*Aim of the exercise*.
Repeat the entries below exactly, pictures excluded.

*Data listing*.
*-*-*
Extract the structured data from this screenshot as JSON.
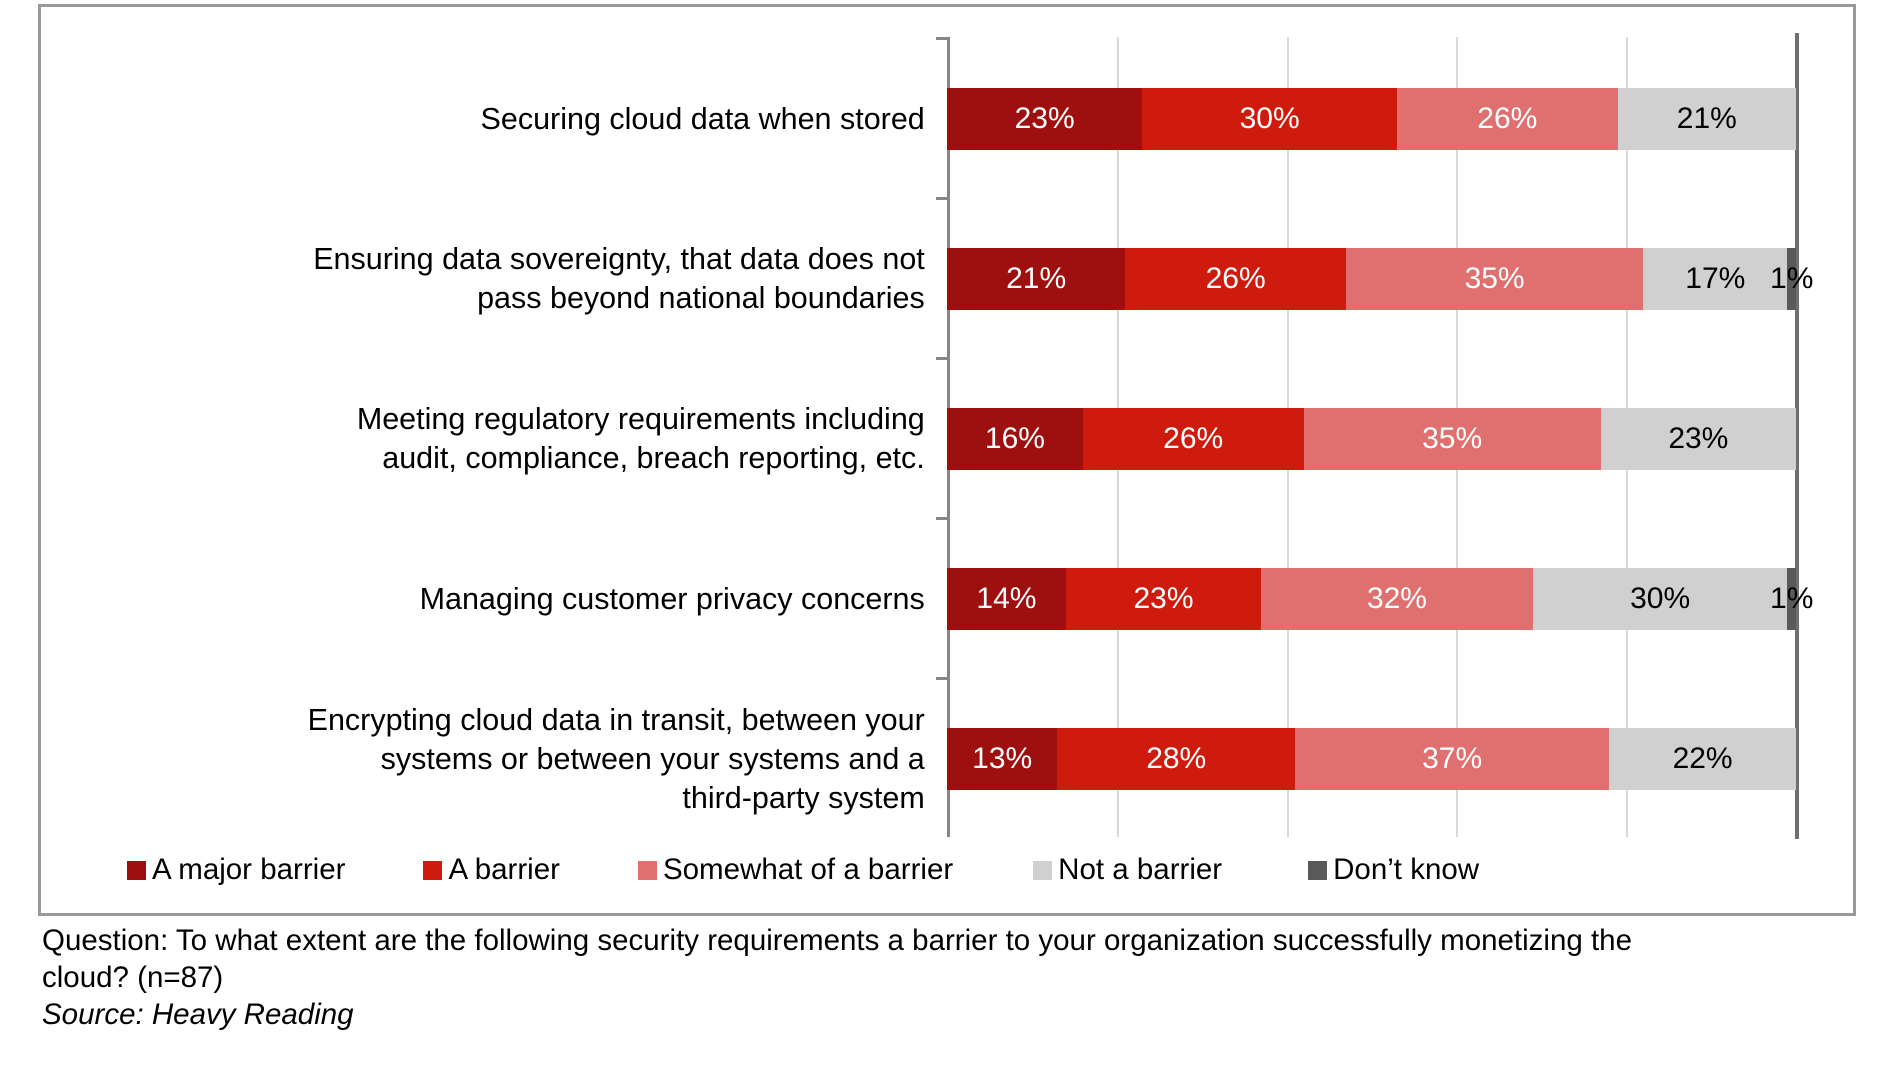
{
  "chart_data": {
    "type": "bar",
    "subtype": "100% stacked horizontal bar",
    "title": "",
    "xlabel": "",
    "ylabel": "",
    "xlim": [
      0,
      100
    ],
    "grid": true,
    "gridline_values": [
      0,
      20,
      40,
      60,
      80,
      100
    ],
    "legend_position": "bottom",
    "value_suffix": "%",
    "categories": [
      "Securing cloud data when stored",
      "Ensuring data sovereignty, that data does not\npass beyond national boundaries",
      "Meeting regulatory requirements including\naudit, compliance, breach reporting, etc.",
      "Managing customer privacy concerns",
      "Encrypting cloud data in transit, between your\nsystems or between your systems and a\nthird-party system"
    ],
    "series": [
      {
        "name": "A major barrier",
        "color": "#9E1010",
        "label_color": "#FFFFFF",
        "values": [
          23,
          21,
          16,
          14,
          13
        ],
        "labels": [
          "23%",
          "21%",
          "16%",
          "14%",
          "13%"
        ]
      },
      {
        "name": "A barrier",
        "color": "#CE1B0E",
        "label_color": "#FFFFFF",
        "values": [
          30,
          26,
          26,
          23,
          28
        ],
        "labels": [
          "30%",
          "26%",
          "26%",
          "23%",
          "28%"
        ]
      },
      {
        "name": "Somewhat of a barrier",
        "color": "#E07070",
        "label_color": "#FFFFFF",
        "values": [
          26,
          35,
          35,
          32,
          37
        ],
        "labels": [
          "26%",
          "35%",
          "35%",
          "32%",
          "37%"
        ]
      },
      {
        "name": "Not a barrier",
        "color": "#D0D0D0",
        "label_color": "#000000",
        "values": [
          21,
          17,
          23,
          30,
          22
        ],
        "labels": [
          "21%",
          "17%",
          "23%",
          "30%",
          "22%"
        ]
      },
      {
        "name": "Don’t know",
        "color": "#595959",
        "label_color": "#000000",
        "values": [
          0,
          1,
          0,
          1,
          0
        ],
        "labels": [
          "",
          "1%",
          "",
          "1%",
          ""
        ]
      }
    ]
  },
  "legend": {
    "items": [
      {
        "label": "A major barrier",
        "color": "#9E1010"
      },
      {
        "label": "A barrier",
        "color": "#CE1B0E"
      },
      {
        "label": "Somewhat of a barrier",
        "color": "#E07070"
      },
      {
        "label": "Not a barrier",
        "color": "#D0D0D0"
      },
      {
        "label": "Don’t know",
        "color": "#595959"
      }
    ]
  },
  "caption": {
    "question": "Question: To what extent are the following security requirements a barrier to your organization successfully monetizing the cloud? (n=87)",
    "source": "Source: Heavy Reading"
  }
}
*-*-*
*Exercise output*.
Extract the structured data from this screenshot as JSON.
{
  "chart_data": {
    "type": "bar",
    "subtype": "100% stacked horizontal bar",
    "title": "",
    "xlabel": "",
    "ylabel": "",
    "xlim": [
      0,
      100
    ],
    "grid": true,
    "gridline_values": [
      0,
      20,
      40,
      60,
      80,
      100
    ],
    "legend_position": "bottom",
    "value_suffix": "%",
    "categories": [
      "Securing cloud data when stored",
      "Ensuring data sovereignty, that data does not\npass beyond national boundaries",
      "Meeting regulatory requirements including\naudit, compliance, breach reporting, etc.",
      "Managing customer privacy concerns",
      "Encrypting cloud data in transit, between your\nsystems or between your systems and a\nthird-party system"
    ],
    "series": [
      {
        "name": "A major barrier",
        "color": "#9E1010",
        "label_color": "#FFFFFF",
        "values": [
          23,
          21,
          16,
          14,
          13
        ],
        "labels": [
          "23%",
          "21%",
          "16%",
          "14%",
          "13%"
        ]
      },
      {
        "name": "A barrier",
        "color": "#CE1B0E",
        "label_color": "#FFFFFF",
        "values": [
          30,
          26,
          26,
          23,
          28
        ],
        "labels": [
          "30%",
          "26%",
          "26%",
          "23%",
          "28%"
        ]
      },
      {
        "name": "Somewhat of a barrier",
        "color": "#E07070",
        "label_color": "#FFFFFF",
        "values": [
          26,
          35,
          35,
          32,
          37
        ],
        "labels": [
          "26%",
          "35%",
          "35%",
          "32%",
          "37%"
        ]
      },
      {
        "name": "Not a barrier",
        "color": "#D0D0D0",
        "label_color": "#000000",
        "values": [
          21,
          17,
          23,
          30,
          22
        ],
        "labels": [
          "21%",
          "17%",
          "23%",
          "30%",
          "22%"
        ]
      },
      {
        "name": "Don’t know",
        "color": "#595959",
        "label_color": "#000000",
        "values": [
          0,
          1,
          0,
          1,
          0
        ],
        "labels": [
          "",
          "1%",
          "",
          "1%",
          ""
        ]
      }
    ]
  },
  "legend": {
    "items": [
      {
        "label": "A major barrier",
        "color": "#9E1010"
      },
      {
        "label": "A barrier",
        "color": "#CE1B0E"
      },
      {
        "label": "Somewhat of a barrier",
        "color": "#E07070"
      },
      {
        "label": "Not a barrier",
        "color": "#D0D0D0"
      },
      {
        "label": "Don’t know",
        "color": "#595959"
      }
    ]
  },
  "caption": {
    "question": "Question: To what extent are the following security requirements a barrier to your organization successfully monetizing the cloud? (n=87)",
    "source": "Source: Heavy Reading"
  }
}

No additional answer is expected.